Record set:
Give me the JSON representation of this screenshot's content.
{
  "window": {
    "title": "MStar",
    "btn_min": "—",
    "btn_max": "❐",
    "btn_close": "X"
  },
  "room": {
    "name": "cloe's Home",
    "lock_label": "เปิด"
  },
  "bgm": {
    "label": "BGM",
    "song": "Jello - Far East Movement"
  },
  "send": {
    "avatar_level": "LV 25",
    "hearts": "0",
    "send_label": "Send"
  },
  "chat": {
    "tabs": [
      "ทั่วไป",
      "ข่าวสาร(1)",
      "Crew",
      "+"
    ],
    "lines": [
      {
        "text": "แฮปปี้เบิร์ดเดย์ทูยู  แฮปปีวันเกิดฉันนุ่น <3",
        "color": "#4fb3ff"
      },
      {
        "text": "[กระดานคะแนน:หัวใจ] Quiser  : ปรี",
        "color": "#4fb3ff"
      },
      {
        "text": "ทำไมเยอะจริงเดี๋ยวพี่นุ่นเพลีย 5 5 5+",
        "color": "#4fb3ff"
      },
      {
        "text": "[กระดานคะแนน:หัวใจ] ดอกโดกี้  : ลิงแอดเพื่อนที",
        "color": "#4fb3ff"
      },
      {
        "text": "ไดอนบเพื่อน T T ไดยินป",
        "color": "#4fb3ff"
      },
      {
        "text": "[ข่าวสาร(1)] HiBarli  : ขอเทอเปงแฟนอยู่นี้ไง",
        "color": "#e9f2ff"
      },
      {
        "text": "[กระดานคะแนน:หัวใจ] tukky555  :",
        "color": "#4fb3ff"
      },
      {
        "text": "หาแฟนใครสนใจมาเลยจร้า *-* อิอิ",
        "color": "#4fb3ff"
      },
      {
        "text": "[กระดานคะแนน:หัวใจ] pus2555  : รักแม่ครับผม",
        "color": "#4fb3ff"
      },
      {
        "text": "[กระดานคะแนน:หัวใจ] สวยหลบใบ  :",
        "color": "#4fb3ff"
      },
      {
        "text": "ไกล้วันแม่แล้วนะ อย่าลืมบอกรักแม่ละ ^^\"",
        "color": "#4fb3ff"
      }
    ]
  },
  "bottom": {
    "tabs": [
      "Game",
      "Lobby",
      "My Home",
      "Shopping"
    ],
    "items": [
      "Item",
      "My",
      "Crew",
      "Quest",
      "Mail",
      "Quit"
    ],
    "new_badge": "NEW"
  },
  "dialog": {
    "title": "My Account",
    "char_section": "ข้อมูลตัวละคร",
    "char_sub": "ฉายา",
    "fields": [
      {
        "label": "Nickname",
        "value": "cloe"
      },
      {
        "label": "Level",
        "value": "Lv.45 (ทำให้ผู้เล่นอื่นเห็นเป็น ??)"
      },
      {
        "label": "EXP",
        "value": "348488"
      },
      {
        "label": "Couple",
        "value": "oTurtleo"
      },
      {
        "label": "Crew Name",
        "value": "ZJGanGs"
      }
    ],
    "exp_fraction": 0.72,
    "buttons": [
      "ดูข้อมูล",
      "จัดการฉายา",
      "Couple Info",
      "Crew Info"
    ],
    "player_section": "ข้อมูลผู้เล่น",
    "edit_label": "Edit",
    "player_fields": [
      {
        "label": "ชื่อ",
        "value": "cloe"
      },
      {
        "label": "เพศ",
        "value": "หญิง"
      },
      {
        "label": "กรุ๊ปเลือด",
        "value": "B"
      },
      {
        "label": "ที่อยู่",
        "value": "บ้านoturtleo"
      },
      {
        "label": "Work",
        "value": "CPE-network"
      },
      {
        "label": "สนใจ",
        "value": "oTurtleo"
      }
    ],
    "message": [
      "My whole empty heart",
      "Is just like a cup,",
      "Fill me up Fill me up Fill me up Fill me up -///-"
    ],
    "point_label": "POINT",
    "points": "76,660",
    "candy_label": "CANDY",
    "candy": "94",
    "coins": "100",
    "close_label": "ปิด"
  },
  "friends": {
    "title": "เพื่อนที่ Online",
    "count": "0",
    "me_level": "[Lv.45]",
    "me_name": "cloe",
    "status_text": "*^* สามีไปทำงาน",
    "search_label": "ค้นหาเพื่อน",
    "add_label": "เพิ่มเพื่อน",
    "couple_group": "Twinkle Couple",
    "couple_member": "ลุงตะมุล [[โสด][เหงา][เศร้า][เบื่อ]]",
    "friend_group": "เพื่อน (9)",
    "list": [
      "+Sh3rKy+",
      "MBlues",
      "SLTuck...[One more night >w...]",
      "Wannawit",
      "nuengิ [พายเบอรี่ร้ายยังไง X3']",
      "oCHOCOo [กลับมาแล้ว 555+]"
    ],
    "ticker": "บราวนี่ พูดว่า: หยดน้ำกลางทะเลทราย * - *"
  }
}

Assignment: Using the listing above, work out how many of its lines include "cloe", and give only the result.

Output for this task: 4